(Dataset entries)
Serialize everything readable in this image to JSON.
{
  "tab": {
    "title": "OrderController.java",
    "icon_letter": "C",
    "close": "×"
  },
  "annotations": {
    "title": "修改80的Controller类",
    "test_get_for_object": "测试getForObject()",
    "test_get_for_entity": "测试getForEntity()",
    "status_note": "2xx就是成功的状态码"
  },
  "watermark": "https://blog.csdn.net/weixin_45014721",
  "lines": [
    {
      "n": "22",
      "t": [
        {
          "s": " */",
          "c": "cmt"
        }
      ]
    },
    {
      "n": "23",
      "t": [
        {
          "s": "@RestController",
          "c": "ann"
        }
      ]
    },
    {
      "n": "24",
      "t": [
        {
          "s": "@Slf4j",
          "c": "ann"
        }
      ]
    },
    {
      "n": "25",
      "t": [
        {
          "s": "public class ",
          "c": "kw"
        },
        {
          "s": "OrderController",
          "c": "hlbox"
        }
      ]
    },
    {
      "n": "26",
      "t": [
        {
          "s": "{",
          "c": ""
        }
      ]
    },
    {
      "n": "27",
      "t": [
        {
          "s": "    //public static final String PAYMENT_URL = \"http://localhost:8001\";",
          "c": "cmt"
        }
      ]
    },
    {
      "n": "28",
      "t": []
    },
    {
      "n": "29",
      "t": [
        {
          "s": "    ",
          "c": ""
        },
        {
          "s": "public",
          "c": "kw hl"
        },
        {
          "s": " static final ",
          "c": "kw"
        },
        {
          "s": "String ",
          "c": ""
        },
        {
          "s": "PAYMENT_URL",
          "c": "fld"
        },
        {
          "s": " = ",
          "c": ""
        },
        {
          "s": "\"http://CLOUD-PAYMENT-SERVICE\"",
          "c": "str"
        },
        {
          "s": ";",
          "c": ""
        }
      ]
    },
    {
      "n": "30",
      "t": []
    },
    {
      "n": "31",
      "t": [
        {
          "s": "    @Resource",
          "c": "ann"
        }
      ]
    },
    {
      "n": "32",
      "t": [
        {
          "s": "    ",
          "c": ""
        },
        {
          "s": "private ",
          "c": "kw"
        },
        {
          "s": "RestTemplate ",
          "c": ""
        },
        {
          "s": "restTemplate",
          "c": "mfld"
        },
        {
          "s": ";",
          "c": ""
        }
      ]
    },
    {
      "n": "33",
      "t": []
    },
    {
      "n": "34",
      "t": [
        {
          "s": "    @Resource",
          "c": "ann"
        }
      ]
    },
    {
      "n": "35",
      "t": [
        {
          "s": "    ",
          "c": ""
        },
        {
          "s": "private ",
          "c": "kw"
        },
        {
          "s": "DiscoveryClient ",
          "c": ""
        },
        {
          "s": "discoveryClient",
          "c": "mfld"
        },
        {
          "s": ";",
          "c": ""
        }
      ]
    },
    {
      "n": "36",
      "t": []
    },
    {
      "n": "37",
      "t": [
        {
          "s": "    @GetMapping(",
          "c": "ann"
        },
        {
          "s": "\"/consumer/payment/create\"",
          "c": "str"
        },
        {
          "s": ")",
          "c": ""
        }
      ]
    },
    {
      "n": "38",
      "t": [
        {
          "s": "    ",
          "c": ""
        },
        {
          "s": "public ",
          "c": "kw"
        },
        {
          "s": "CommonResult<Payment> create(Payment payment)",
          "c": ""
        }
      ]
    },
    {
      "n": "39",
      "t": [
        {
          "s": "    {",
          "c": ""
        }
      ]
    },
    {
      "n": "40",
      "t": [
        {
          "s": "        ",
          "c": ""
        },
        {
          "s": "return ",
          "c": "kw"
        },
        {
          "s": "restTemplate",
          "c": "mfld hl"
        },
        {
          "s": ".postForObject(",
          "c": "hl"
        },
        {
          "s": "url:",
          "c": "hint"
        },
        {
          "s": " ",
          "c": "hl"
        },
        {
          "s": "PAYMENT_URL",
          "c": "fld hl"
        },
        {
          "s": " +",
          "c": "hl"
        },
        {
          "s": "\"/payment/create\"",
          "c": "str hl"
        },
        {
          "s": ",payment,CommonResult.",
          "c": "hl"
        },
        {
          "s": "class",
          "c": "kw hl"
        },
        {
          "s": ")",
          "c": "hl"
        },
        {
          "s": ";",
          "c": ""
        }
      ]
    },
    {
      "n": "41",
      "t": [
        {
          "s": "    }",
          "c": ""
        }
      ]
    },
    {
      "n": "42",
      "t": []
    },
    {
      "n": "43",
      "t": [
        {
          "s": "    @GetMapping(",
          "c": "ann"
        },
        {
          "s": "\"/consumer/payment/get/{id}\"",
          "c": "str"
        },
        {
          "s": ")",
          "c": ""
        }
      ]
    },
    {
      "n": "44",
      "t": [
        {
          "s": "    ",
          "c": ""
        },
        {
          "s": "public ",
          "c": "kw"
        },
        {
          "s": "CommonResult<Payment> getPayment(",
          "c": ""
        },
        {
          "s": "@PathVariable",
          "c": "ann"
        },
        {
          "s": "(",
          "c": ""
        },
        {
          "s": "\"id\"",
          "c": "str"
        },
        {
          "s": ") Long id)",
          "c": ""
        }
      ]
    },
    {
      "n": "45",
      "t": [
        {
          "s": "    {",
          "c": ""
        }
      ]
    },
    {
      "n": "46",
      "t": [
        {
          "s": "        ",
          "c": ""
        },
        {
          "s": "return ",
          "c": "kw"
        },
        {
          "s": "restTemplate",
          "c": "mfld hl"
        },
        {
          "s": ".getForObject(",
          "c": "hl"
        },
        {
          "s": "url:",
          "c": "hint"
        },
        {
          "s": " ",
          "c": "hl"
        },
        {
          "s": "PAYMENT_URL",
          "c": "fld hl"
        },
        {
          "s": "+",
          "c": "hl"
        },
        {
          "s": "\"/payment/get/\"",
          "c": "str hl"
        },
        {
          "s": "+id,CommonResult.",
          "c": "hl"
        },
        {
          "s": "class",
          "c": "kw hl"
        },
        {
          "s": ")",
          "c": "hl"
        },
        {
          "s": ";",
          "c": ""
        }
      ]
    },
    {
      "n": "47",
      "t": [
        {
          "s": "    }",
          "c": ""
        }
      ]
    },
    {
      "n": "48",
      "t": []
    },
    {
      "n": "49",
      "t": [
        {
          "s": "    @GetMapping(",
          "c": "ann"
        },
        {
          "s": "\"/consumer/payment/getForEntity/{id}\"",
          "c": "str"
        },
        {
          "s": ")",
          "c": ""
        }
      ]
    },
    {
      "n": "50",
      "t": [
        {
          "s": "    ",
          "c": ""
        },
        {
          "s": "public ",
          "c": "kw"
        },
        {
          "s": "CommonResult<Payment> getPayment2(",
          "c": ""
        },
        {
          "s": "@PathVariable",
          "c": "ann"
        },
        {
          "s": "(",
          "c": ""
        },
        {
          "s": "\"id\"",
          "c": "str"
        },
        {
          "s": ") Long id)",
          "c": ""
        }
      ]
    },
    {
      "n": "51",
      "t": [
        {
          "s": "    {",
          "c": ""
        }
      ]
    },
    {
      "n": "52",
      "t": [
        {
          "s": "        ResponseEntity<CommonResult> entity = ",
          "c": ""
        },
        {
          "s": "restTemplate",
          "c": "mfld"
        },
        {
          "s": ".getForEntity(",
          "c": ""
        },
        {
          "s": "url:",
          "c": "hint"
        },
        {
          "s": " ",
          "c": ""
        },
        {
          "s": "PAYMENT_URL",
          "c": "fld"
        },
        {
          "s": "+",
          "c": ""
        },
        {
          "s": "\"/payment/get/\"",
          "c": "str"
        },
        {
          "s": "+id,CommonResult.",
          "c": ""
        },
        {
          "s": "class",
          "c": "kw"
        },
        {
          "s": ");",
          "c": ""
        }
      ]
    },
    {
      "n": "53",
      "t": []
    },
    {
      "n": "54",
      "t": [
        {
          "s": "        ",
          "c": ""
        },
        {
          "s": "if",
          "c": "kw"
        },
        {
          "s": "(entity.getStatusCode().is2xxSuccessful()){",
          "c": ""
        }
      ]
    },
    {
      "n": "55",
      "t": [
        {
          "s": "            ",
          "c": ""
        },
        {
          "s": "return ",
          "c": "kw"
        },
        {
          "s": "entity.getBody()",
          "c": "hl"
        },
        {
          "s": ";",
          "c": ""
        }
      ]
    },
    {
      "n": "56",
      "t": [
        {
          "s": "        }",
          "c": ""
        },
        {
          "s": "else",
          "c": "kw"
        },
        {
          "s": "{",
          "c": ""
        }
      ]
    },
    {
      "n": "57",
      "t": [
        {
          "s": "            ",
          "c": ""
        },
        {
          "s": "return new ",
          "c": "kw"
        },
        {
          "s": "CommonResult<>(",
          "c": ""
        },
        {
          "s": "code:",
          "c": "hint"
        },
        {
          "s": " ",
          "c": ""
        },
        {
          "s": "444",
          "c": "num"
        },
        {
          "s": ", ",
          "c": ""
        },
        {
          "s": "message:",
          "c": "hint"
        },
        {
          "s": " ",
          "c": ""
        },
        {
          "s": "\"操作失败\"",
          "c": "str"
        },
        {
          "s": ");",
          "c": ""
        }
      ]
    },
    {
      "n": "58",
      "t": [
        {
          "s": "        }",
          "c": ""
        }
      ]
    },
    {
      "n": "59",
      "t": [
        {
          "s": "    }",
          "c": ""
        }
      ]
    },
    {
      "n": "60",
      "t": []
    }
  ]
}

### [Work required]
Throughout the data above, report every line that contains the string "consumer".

### [Solution to this problem]
          "s": "\"/consumer/payment/create\"",
          "s": "\"/consumer/payment/get/{id}\"",
          "s": "\"/consumer/payment/getForEntity/{id}\"",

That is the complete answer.